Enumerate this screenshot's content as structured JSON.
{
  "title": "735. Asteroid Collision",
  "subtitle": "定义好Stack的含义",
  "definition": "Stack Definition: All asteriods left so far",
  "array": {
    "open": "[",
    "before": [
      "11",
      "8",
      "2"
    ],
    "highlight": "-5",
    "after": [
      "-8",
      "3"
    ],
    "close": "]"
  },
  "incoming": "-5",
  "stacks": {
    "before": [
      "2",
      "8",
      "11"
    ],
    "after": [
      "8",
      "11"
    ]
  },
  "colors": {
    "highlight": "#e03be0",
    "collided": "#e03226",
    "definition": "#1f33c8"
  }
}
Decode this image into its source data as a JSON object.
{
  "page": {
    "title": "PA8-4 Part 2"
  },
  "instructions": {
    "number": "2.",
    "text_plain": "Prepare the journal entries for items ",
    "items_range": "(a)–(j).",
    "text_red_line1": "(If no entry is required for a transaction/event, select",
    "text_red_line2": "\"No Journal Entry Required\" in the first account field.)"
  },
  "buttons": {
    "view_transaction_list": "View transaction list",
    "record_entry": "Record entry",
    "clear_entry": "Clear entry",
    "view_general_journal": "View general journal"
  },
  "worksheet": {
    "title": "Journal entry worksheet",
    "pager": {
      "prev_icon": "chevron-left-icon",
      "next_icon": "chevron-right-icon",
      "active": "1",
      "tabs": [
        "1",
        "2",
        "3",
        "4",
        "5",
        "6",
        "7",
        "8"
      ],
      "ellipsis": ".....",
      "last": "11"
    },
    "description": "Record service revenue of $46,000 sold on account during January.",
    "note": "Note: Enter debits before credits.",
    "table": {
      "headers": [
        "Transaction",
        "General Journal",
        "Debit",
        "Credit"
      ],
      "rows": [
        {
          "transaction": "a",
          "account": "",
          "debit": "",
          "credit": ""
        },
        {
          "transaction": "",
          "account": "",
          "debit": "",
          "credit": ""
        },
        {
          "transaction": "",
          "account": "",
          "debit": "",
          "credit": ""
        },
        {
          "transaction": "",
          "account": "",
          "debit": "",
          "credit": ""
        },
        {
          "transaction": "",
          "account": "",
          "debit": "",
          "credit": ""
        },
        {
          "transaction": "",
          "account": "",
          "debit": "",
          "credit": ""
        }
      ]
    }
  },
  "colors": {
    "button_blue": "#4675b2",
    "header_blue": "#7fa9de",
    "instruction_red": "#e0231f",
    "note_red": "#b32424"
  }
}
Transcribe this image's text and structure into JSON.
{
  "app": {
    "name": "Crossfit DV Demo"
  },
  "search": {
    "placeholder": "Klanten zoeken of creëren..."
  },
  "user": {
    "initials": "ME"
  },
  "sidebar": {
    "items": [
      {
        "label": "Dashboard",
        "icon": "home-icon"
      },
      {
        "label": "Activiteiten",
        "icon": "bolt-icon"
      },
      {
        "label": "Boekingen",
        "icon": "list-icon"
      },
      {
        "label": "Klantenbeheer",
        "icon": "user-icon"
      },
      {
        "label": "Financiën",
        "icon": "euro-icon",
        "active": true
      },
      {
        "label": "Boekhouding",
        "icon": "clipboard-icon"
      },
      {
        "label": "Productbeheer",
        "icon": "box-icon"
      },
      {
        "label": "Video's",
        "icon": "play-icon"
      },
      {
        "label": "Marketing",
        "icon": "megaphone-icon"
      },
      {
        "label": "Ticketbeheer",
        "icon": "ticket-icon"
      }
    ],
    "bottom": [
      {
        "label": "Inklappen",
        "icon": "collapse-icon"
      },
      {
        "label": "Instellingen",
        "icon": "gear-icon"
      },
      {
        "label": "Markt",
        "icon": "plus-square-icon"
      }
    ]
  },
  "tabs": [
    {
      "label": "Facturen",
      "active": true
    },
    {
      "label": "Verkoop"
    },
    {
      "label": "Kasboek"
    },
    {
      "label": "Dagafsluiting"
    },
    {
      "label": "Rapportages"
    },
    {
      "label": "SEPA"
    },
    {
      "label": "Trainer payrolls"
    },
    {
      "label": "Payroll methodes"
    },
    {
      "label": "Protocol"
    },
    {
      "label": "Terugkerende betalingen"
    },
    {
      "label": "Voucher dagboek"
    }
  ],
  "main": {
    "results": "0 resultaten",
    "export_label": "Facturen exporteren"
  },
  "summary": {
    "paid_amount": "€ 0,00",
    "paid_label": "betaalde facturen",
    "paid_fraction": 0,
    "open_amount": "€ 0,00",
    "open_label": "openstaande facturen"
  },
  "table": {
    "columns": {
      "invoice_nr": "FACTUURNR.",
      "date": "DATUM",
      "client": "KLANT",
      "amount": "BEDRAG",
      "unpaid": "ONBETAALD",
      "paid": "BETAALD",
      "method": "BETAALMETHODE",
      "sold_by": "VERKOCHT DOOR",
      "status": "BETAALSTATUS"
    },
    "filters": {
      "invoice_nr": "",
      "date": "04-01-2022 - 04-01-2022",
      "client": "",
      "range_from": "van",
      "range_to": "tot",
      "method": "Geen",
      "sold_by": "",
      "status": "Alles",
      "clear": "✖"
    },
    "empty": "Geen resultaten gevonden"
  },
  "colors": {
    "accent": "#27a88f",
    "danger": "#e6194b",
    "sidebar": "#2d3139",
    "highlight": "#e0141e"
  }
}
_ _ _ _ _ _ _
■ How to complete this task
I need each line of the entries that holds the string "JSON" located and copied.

■ Answer section
Enumerate this screenshot's content as structured JSON.
Decode this image into its source data as a JSON object.
Transcribe this image's text and structure into JSON.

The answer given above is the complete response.